- Apps using the HealthKit framework that store users’ health information in iCloud will be rejected
- Apps may not use user data gathered from the HealthKit API for advertising or other use-based data mining purposes other than improving health, medical, and fitness management, or for the purpose of medical research
- Apps that share user data acquired via the HealthKit API with third parties without user consent will be rejected
- Apps that create alternate desktop/home screen environments or simulate multi-App widget experiences will be rejected
- Apple and our customers place a high value on simple, refined, creative, well thought through interfaces. They take more work but are worth it. Apple sets a high bar. If your user interface is complex or less than very good, it may be rejected
On “scraping and aggregation”:
- Apps that are simply web clippings, content aggregators, or a collection of links, may be rejected
On push notifications:
- Apps cannot use Push Notifications to send advertising, promotions, or direct marketing of any kind
- Comment: what about retail-related apps that send coupons via push?
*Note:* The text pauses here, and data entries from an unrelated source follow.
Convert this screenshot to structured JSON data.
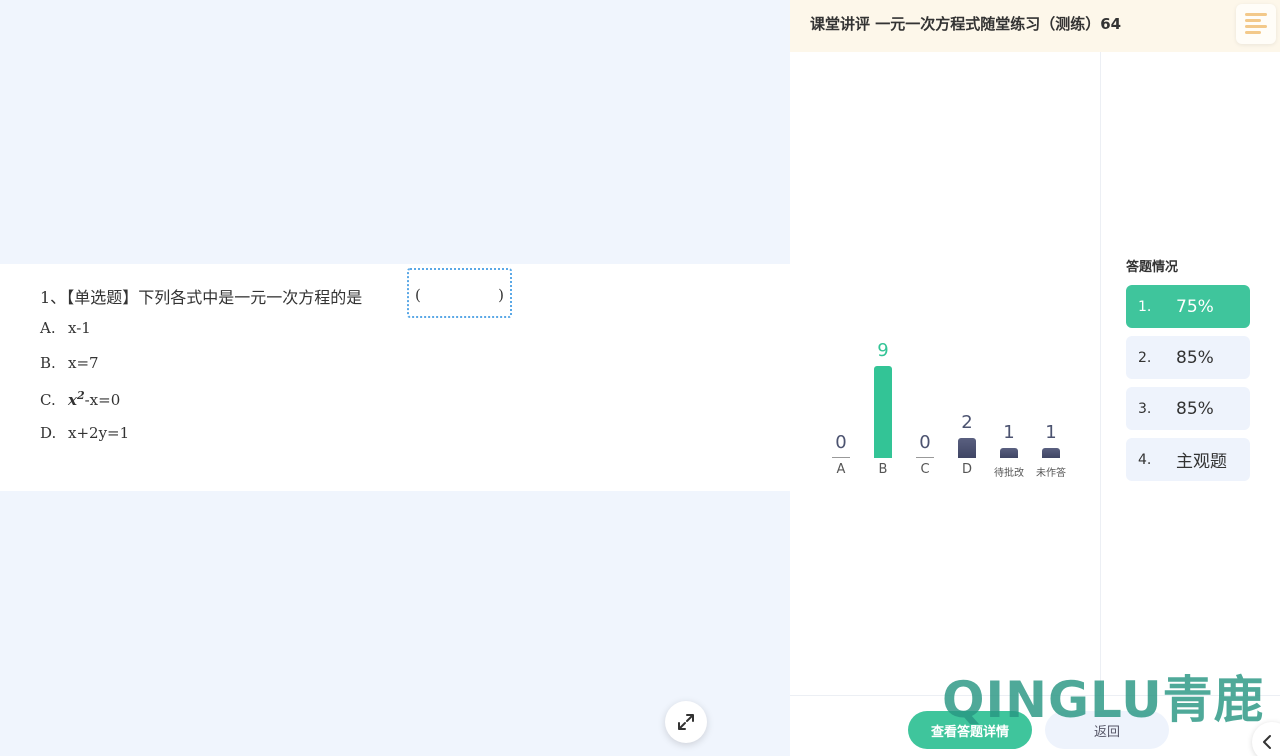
{
  "header": {
    "title": "课堂讲评 一元一次方程式随堂练习（测练）64"
  },
  "question": {
    "number": "1、",
    "type": "【单选题】",
    "stem": "下列各式中是一元一次方程的是",
    "paren_left": "(",
    "paren_right": ")",
    "options": [
      {
        "letter": "A.",
        "text": "x-1"
      },
      {
        "letter": "B.",
        "text": "x=7"
      },
      {
        "letter": "C.",
        "base": "x",
        "sup": "2",
        "text": "-x=0"
      },
      {
        "letter": "D.",
        "text": "x+2y=1"
      }
    ]
  },
  "chart_data": {
    "type": "bar",
    "categories": [
      "A",
      "B",
      "C",
      "D",
      "待批改",
      "未作答"
    ],
    "values": [
      0,
      9,
      0,
      2,
      1,
      1
    ],
    "highlight_category": "B",
    "colors": {
      "highlight": "#33c496",
      "normal": "#4c5370"
    }
  },
  "status": {
    "title": "答题情况",
    "items": [
      {
        "num": "1.",
        "value": "75%",
        "active": true
      },
      {
        "num": "2.",
        "value": "85%",
        "active": false
      },
      {
        "num": "3.",
        "value": "85%",
        "active": false
      },
      {
        "num": "4.",
        "value": "主观题",
        "active": false
      }
    ]
  },
  "buttons": {
    "detail": "查看答题详情",
    "back": "返回"
  },
  "watermark": "QINGLU青鹿"
}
This might need further clarification or it could be a problem
- Apps that contain user generated content that is frequently pornographic (e.g. “Chat Roulette” Apps) will be rejected
- Comment: this rationale should have meant Snapchat’s rejection in its early days
- Apps may contain or quote religious text provided the quotes or translations are accurate and not misleading. Commentary should be educational or informative rather than inflammatory
- Comment: this should preclude any apps that promote “Jihad” (there are none currently); on Google Play there are almost 200 that respond to that query however
On apps for kids:
- Apps in the Kids Category must get parental permission or use a parental gate before allowing the user to link out of the app or engage in commerce
- Comment: this has been a big problem with so-called freemium games, where kids are making in-app purchases without parental knowledge/consent
Given that hardware differences are becoming less prominent, over time the major distinction between the iPhone and Android universes may be these rules and Apple’s much stricter (or more controlling) approach to app development.